Klay Thompson, in a tailored suit instead of a uniform because of a knee injury, addressed the crowd before the first real basketball game at Chase Center, reminding the people that they didn’t leave the most important things — their three most recent NBA championship banners — at their old house on the other side of the Bay.
The Warriors’ fans were glad to see Thompson. He’ll be out for most of the season because of a knee injury he suffered last year in the Finals, and his absence would be felt all night.
You’d feel it when the Clippers would load up on Stephen Curry and Thompson wouldn’t be there to relieve the pressure with one of the sweetest shooting strokes in league history.
But, that’s not where it mattered most. That was on the other side of the court.
What the Warriors once were are what the Clippers could be — a suffocating defense that could be one of the best in the league
“I think maybe people didn’t talk about our defense as often as they talked about our offense. It was certainly one of the keys to winning championships. We talk about two-way teams being the true contenders year in and year out and that’s the truth,” Warriors coach Steve Kerr said before Thursday’s game.
“The roster that [president of basketball operations] Bob Myers built over the last five years gave us that two-way capability every single night. That’s the challenge now to develop these young guys and try to get to the point where we can play at a high level defensively. We are nowhere close to that now.”
At their best, the Warriors swarmed with speed, length and versatility — Thompson, Draymond Green, Kevin Durant and Andre Iguodala. The first three seasons of the Golden State dynasty, the team finished first, sixth and second in defensive efficiency, respectively and during the run, as a whole, the team never finished lower than 11th. And those numbers would’ve been better had the Warriors not viewed the 82-game regular season as merely a prologue to the playoffs.
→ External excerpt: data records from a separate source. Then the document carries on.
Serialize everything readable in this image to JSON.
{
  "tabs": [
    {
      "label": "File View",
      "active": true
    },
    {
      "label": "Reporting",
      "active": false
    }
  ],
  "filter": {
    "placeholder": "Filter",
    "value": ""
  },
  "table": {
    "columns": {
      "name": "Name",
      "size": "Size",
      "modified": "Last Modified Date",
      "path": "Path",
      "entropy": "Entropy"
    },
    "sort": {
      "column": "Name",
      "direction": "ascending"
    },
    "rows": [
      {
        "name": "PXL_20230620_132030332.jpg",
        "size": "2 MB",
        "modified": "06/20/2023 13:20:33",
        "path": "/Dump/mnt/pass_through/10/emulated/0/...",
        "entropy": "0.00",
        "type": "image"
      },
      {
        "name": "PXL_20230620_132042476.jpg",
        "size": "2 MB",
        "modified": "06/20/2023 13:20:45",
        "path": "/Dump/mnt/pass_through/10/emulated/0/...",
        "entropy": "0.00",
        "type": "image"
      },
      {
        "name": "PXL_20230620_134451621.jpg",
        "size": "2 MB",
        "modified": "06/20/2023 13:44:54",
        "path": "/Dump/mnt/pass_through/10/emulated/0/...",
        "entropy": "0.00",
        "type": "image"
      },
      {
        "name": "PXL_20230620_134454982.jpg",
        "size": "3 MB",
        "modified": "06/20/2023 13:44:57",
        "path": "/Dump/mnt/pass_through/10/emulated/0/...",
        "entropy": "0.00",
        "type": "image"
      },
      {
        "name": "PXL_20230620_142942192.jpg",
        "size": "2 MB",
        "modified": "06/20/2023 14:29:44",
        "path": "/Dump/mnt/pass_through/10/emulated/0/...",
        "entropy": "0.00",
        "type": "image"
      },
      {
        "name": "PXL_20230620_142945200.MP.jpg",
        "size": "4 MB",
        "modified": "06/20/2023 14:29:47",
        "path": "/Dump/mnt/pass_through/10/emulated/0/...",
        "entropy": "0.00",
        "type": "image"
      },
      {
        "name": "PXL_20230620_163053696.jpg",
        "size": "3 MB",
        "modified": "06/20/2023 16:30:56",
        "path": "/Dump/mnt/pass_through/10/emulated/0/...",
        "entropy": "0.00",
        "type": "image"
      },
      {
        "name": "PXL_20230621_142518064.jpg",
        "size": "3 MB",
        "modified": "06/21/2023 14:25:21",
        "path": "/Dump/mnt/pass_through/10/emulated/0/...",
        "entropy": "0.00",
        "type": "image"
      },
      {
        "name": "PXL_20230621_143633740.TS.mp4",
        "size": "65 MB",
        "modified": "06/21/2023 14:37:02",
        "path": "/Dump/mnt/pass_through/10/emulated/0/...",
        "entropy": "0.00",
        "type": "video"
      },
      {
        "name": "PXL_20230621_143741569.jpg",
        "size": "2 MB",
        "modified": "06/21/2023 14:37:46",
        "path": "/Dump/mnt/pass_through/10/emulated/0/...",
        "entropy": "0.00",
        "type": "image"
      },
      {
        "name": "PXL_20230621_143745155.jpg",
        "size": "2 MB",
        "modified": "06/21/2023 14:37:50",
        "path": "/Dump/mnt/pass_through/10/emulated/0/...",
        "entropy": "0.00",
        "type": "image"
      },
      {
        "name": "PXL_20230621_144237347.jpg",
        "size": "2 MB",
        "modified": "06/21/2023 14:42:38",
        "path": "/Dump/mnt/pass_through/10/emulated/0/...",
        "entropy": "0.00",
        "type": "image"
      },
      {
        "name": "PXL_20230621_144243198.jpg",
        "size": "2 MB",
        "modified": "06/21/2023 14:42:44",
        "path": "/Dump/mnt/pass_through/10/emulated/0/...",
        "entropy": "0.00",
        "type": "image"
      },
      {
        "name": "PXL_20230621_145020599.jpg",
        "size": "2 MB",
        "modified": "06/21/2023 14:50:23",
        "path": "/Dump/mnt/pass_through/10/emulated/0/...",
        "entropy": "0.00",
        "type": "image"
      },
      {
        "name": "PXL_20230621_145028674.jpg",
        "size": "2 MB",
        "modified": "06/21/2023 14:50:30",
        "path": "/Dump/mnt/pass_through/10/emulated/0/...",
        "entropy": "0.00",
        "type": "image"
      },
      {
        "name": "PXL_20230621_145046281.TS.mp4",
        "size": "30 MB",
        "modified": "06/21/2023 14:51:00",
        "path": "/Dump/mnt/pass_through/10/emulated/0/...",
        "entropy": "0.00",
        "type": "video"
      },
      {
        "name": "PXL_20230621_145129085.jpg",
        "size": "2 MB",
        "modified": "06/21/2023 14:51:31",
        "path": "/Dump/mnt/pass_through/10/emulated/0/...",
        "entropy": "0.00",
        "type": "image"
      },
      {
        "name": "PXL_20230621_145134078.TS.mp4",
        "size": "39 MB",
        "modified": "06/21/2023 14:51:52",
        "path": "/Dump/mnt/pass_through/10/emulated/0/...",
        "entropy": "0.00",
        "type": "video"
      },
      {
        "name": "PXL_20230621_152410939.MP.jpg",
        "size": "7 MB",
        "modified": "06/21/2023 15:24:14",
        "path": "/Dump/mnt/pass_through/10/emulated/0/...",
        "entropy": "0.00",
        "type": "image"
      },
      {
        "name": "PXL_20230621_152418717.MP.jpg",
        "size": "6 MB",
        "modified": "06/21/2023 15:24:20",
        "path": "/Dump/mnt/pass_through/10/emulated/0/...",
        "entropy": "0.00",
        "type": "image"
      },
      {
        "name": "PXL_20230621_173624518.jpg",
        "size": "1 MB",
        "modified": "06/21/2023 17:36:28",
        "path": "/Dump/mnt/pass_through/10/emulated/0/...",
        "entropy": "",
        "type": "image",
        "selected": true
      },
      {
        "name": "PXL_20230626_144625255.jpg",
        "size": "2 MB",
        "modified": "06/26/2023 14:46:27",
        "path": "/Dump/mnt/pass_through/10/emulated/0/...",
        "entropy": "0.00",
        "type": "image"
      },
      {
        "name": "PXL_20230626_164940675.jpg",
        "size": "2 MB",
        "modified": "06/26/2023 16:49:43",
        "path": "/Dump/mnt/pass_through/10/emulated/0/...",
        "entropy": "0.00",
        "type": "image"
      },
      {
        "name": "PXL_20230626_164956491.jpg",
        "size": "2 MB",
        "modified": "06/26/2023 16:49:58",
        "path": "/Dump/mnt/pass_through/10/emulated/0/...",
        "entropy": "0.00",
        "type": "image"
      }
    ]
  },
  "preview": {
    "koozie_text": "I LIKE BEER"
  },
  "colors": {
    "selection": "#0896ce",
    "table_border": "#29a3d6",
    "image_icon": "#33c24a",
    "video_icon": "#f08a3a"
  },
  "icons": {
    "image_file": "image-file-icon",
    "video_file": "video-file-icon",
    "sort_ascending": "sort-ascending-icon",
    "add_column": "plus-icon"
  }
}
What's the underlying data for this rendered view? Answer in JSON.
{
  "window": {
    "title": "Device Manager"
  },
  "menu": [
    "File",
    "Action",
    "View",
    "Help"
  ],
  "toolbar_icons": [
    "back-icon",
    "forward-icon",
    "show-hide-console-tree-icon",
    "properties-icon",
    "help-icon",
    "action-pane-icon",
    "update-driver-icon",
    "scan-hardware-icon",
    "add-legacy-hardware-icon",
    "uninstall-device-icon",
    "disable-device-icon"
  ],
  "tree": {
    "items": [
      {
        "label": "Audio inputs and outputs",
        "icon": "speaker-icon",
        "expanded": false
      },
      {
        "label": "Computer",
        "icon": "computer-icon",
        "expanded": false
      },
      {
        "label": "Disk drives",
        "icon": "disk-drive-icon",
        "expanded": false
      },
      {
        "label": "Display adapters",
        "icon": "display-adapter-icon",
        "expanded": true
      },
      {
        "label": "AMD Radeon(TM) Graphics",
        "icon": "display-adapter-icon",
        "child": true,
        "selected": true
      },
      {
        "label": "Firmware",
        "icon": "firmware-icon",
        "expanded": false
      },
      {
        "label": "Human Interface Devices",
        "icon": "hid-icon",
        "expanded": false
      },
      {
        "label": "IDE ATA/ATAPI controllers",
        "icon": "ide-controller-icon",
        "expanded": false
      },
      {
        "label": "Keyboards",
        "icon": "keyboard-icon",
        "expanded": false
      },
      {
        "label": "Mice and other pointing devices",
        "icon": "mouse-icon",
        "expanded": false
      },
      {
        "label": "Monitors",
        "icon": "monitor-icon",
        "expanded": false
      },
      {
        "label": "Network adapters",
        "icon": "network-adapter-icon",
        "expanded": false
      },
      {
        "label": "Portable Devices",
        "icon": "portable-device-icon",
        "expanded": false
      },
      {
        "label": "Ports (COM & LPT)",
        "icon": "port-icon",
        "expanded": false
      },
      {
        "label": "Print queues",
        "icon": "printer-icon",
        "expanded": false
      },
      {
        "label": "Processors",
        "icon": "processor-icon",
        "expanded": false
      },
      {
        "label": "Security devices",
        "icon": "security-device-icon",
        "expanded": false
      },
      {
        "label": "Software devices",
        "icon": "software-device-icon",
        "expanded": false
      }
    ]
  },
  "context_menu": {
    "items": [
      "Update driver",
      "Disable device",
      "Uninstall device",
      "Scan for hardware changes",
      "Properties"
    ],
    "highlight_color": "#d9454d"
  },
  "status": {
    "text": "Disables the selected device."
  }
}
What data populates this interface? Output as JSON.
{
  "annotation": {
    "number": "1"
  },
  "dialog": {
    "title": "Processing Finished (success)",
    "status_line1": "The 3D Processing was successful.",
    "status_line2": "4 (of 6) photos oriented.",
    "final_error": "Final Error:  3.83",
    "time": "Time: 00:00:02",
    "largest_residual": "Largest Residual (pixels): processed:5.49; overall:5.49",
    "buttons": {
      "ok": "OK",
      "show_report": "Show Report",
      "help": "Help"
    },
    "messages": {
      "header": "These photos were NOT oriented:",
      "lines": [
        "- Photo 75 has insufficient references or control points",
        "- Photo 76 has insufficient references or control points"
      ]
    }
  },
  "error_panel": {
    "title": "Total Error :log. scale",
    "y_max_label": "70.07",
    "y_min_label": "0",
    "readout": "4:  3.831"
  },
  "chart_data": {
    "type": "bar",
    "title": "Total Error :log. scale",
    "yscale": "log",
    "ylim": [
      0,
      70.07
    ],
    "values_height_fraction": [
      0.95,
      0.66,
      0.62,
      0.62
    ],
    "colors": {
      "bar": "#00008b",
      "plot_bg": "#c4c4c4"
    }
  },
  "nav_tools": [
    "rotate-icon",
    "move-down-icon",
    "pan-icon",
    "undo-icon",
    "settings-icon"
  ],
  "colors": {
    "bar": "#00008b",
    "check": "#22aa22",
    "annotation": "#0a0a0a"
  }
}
“The thing that no one talked about, I think everyone is so fascinated with their scoring, their shooting, and no one locked in on their defense.... I think that’s what made them so tough,” Clippers coach Doc Rivers said. “A team that could shoot the ball the way they shot it and then if you didn’t score you were going to lose. I mean, that pressure was a lot on you.”
Now, it’s the Clippers’ turn to put that pressure on everyone they play.
Through two games, the Clippers have shown people why so many experts have them tabbed as the best team in the Western Conference — a two-way juggernaut that can hurt teams with equal force on both ends of the court.
Against a Warriors defense that was weaker than a complimentary casino cocktail, the Clippers got uncontested layups and dunks with everyone from Kawhi Leonard to Lou Williams to Maurice Harkless able to get into the paint with no obstructions.
And on the other end, thanks to Patrick Beverley, the Clippers pestered the only offensive threat left from the Warriors’ good ol’ days, Curry, into eight turnovers — the most he’s had in game since Jan. 12, 2017.
With Paul George, a four-time all-defensive team player still not even on the court, the Clippers’ defensive highs haven’t been unearthed.
“The Clippers have built something. What I admire about them is that it’s not just that they had a good summer; it’s what they did before that. Last year, they really built a foundation where they defended with energy, they had some grit to them and they fought for everything,” Kerr said before his team got blown off the court.
“They’ve already put in the foundation and now they have added Kawhi and Paul, two of the best players in the league, so they have put together a formidable team that’s for sure.”
Can they be as good as the Warriors once were? Rivers doesn’t want to compare.
But two games in, the Clippers have shown they can dominate on offense. They’ve shown they can dominate on defense.
And doing that on both ends? Nothing is more Warriors than that.